Video Journey of an Asbestos Fiber
- Outreach & Awareness
- Sept. 27, 2012
One of the most basic things to understand about asbestos-related diseases is what causes them. That cause is almost always through the inhalation of ingestion of asbestos. Specifically, of tiny — even microscopic — asbestos fibers. In the videos below, we’re going to share how an asbestos fiber can go from an asbestos product to the air and to the body. Once lauded for its versatility and heat-resistance properties, friable asbestos has now been linked to asbestos-related cancers, such as mesothelioma. Many blue-collar workers and U.S. Navy personnel were exposed to asbestos while on the job or in the service.
“We all know that asbestos is toxic, but many people wonder how asbestos harms the human body. The truth is, scientists are still trying to figure out exactly how asbestos causes harm — but researchers do have several theories, and all involve heavy exposure that leads to genetic damage.
Heavy exposure to asbestos most commonly occurs in a workplace setting on a daily basis for several years or decades. Construction and industrial worksites like shipyards and factories are the most common sites where asbestos was used.”
Inhaling or Digesting Asbestos Fibers
Asbestos fibers can become airborne and be inhaled or ingested by unsuspecting workers on the job. Job sites that had a high risk of asbestos exposure were shipyards, schools, power plants, metal works, chemical plants, and oil refineries – among many others.
Working around asbestos daily gave workers many opportunities to inhale or ingest the mineral’s microscopic fibers. These fibers are so small that they are easily inhaled into the lungs or swallowed into the digestive system. Inhalation is far more common than ingestion, which leads to more cases of lung disease. ”
What Happens With the Fiber in the Body
In this video we speak to what happens once you have inhaled or ingested the asbestos fiber and it is in your body. We show the possible paths the fibers could take and what happens as a result. Please keep in mind that the size of the fiber in the video is not true to size, they have been enlarged for the visual purposes of this video.
“Once inhaled, asbestos fibers travel to the lungs and many become lodged in lung tissue. Some of these lodged fibers can travel from inside the lung to the outside lining of the lungs, and this is where mesothelioma cancer forms. Other fibers might travel to distant parts of the body via the blood stream or lymph system, but scientists are still trying to prove this theory.”
The Biological Reaction to the Fibers
Next we discuss the biological reaction that occurs when asbestos fibers are lodged in the lungs. The body tries to fight it off naturally but if it fails, the pictured chain of events occurs. Please keep in mind that the size of the asbestos fibers are not true to size, they have been enlarged for the visual purposes of this video.

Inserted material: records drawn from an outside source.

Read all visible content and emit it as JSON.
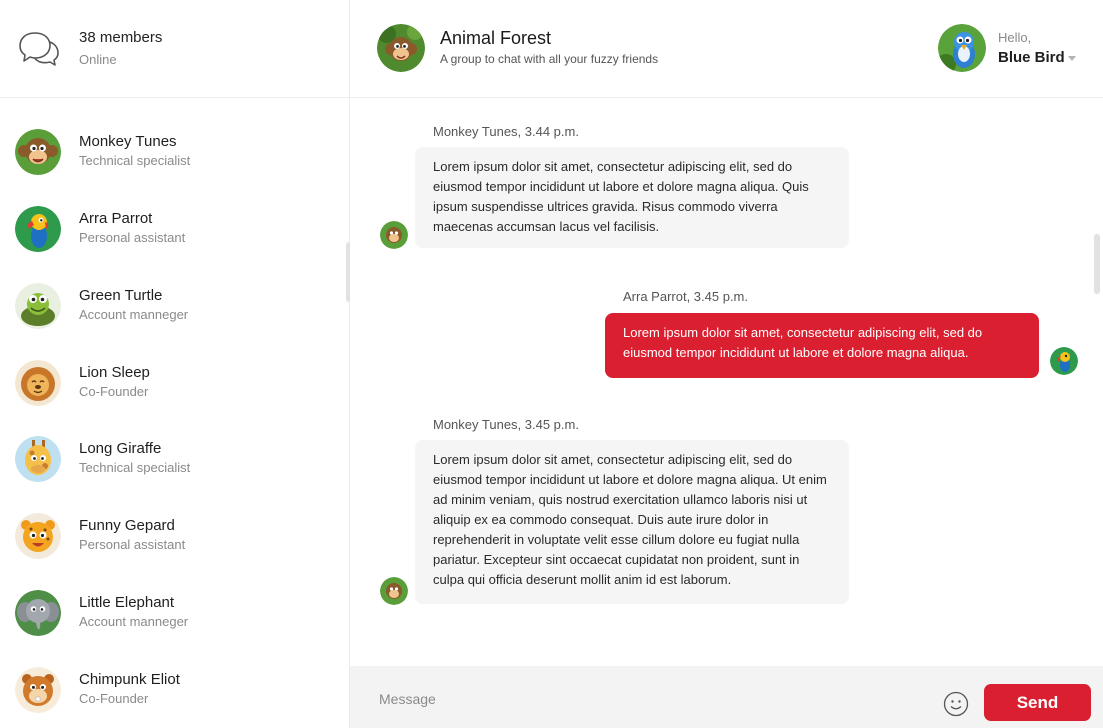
{
  "sidebar": {
    "icon": "chat-bubbles-icon",
    "members_count": "38 members",
    "members_status": "Online",
    "contacts": [
      {
        "name": "Monkey Tunes",
        "role": "Technical specialist",
        "icon": "monkey-avatar"
      },
      {
        "name": "Arra Parrot",
        "role": "Personal assistant",
        "icon": "parrot-avatar"
      },
      {
        "name": "Green Turtle",
        "role": "Account manneger",
        "icon": "turtle-avatar"
      },
      {
        "name": "Lion Sleep",
        "role": "Co-Founder",
        "icon": "lion-avatar"
      },
      {
        "name": "Long Giraffe",
        "role": "Technical specialist",
        "icon": "giraffe-avatar"
      },
      {
        "name": "Funny Gepard",
        "role": "Personal assistant",
        "icon": "cheetah-avatar"
      },
      {
        "name": "Little Elephant",
        "role": "Account manneger",
        "icon": "elephant-avatar"
      },
      {
        "name": "Chimpunk Eliot",
        "role": "Co-Founder",
        "icon": "chipmunk-avatar"
      }
    ]
  },
  "header": {
    "group_name": "Animal Forest",
    "group_desc": "A group to chat with all your fuzzy friends",
    "hello": "Hello,",
    "user_name": "Blue Bird"
  },
  "messages": [
    {
      "author": "Monkey Tunes, 3.44 p.m.",
      "direction": "in",
      "avatar": "monkey-avatar",
      "text": "Lorem ipsum dolor sit amet, consectetur adipiscing elit, sed do eiusmod tempor incididunt ut labore et dolore magna aliqua. Quis ipsum suspendisse ultrices gravida. Risus commodo viverra maecenas accumsan lacus vel facilisis."
    },
    {
      "author": "Arra Parrot, 3.45 p.m.",
      "direction": "out",
      "avatar": "parrot-avatar",
      "text": "Lorem ipsum dolor sit amet, consectetur adipiscing elit, sed do eiusmod tempor incididunt ut labore et dolore magna aliqua."
    },
    {
      "author": "Monkey Tunes, 3.45 p.m.",
      "direction": "in",
      "avatar": "monkey-avatar",
      "text": "Lorem ipsum dolor sit amet, consectetur adipiscing elit, sed do eiusmod tempor incididunt ut labore et dolore magna aliqua. Ut enim ad minim veniam, quis nostrud exercitation ullamco laboris nisi ut aliquip ex ea commodo consequat. Duis aute irure dolor in reprehenderit in voluptate velit esse cillum dolore eu fugiat nulla pariatur. Excepteur sint occaecat cupidatat non proident, sunt in culpa qui officia deserunt mollit anim id est laborum."
    }
  ],
  "compose": {
    "placeholder": "Message",
    "emoji_icon": "smiley-icon",
    "send_label": "Send"
  },
  "colors": {
    "accent": "#da2030",
    "bubble_in": "#f5f5f5",
    "muted_text": "#8a8a8a"
  }
}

“After the asbestos fibers lodge in human tissue, the immune system sends a special cell known as a macrophage that attempts to wrap around and remove the fiber. But unfortunately, not all macrophages are successful in removing the fibers, which causes the fibers build up over time. The chemical reactions that occur during this process result in compounds like Reactive Oxygen Species, which damage DNA and lead to scar tissue or fluid buildup.”
How Genetic Damage Occurs
Lastly we discuss how the genetic damage caused be asbestos fibers lodging in the lungs can change human DNA and lead to mesothelioma cancer. The only way to prevent this is to avoid any asbestos exposure at all.
“This genetic damage can change human DNA in ways that cause cells to divide uncontrollably. Instead of dying a natural cell death, these cells continue to replicate and eventually form tumors in the lung or lining of the lung.
Avoiding asbestos is the best prevention method, but workers who were previously exposed should avoid cigarettes and get regular health screenings to check for signs of disease.”